GIVEN ENTRIES
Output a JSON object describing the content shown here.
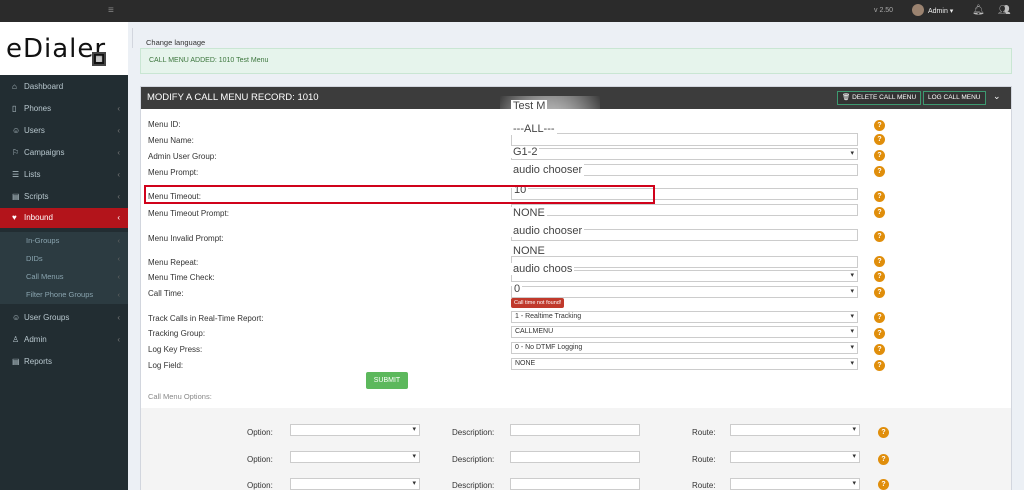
{
  "topbar": {
    "version": "v 2.50",
    "user": "Admin",
    "icons": [
      "menu-icon",
      "bell-icon",
      "users-icon"
    ]
  },
  "logo": {
    "text": "eDialer",
    "box_glyph": "▦"
  },
  "sidebar": {
    "items": [
      {
        "label": "Dashboard",
        "icon": "home-icon"
      },
      {
        "label": "Phones",
        "icon": "phone-icon"
      },
      {
        "label": "Users",
        "icon": "user-icon"
      },
      {
        "label": "Campaigns",
        "icon": "flag-icon"
      },
      {
        "label": "Lists",
        "icon": "list-icon"
      },
      {
        "label": "Scripts",
        "icon": "file-icon"
      },
      {
        "label": "Inbound",
        "icon": "inbound-icon"
      },
      {
        "label": "User Groups",
        "icon": "user-group-icon"
      },
      {
        "label": "Admin",
        "icon": "admin-icon"
      },
      {
        "label": "Reports",
        "icon": "report-icon"
      }
    ],
    "sub_items": [
      "In-Groups",
      "DIDs",
      "Call Menus",
      "Filter Phone Groups"
    ]
  },
  "main": {
    "change_language": "Change language",
    "alert": "CALL MENU ADDED: 1010 Test Menu",
    "panel_title": "MODIFY A CALL MENU RECORD: 1010",
    "delete_btn": "DELETE CALL MENU",
    "log_btn": "LOG CALL MENU",
    "submit": "SUBMIT",
    "options_title": "Call Menu Options:",
    "error_badge": "Call time not found!"
  },
  "form": {
    "labels": {
      "menu_id": "Menu ID:",
      "menu_name": "Menu Name:",
      "admin_group": "Admin User Group:",
      "menu_prompt": "Menu Prompt:",
      "menu_timeout": "Menu Timeout:",
      "timeout_prompt": "Menu Timeout Prompt:",
      "invalid_prompt": "Menu Invalid Prompt:",
      "menu_repeat": "Menu Repeat:",
      "time_check": "Menu Time Check:",
      "call_time": "Call Time:",
      "track_calls": "Track Calls in Real-Time Report:",
      "tracking_group": "Tracking Group:",
      "log_key": "Log Key Press:",
      "log_field": "Log Field:"
    },
    "values": {
      "menu_name": "Test M",
      "admin_group_top": "---ALL---",
      "admin_group": "G1-2",
      "menu_prompt": "audio chooser",
      "menu_timeout": "10",
      "timeout_prompt": "NONE",
      "invalid_prompt": "audio chooser",
      "menu_repeat": "NONE",
      "time_check": "audio choos",
      "call_time": "0",
      "track_calls": "1 - Realtime Tracking",
      "tracking_group": "CALLMENU",
      "log_key": "0 - No DTMF Logging",
      "log_field": "NONE"
    }
  },
  "options": {
    "option_label": "Option:",
    "description_label": "Description:",
    "route_label": "Route:",
    "rows": [
      1,
      2,
      3
    ]
  },
  "help_glyph": "?",
  "colors": {
    "active_nav": "#b3141b",
    "help_badge": "#e08e0b",
    "submit": "#5cb85c",
    "highlight": "#d0021b"
  }
}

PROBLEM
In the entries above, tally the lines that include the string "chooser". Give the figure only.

OUTPUT FOR THIS TASK
2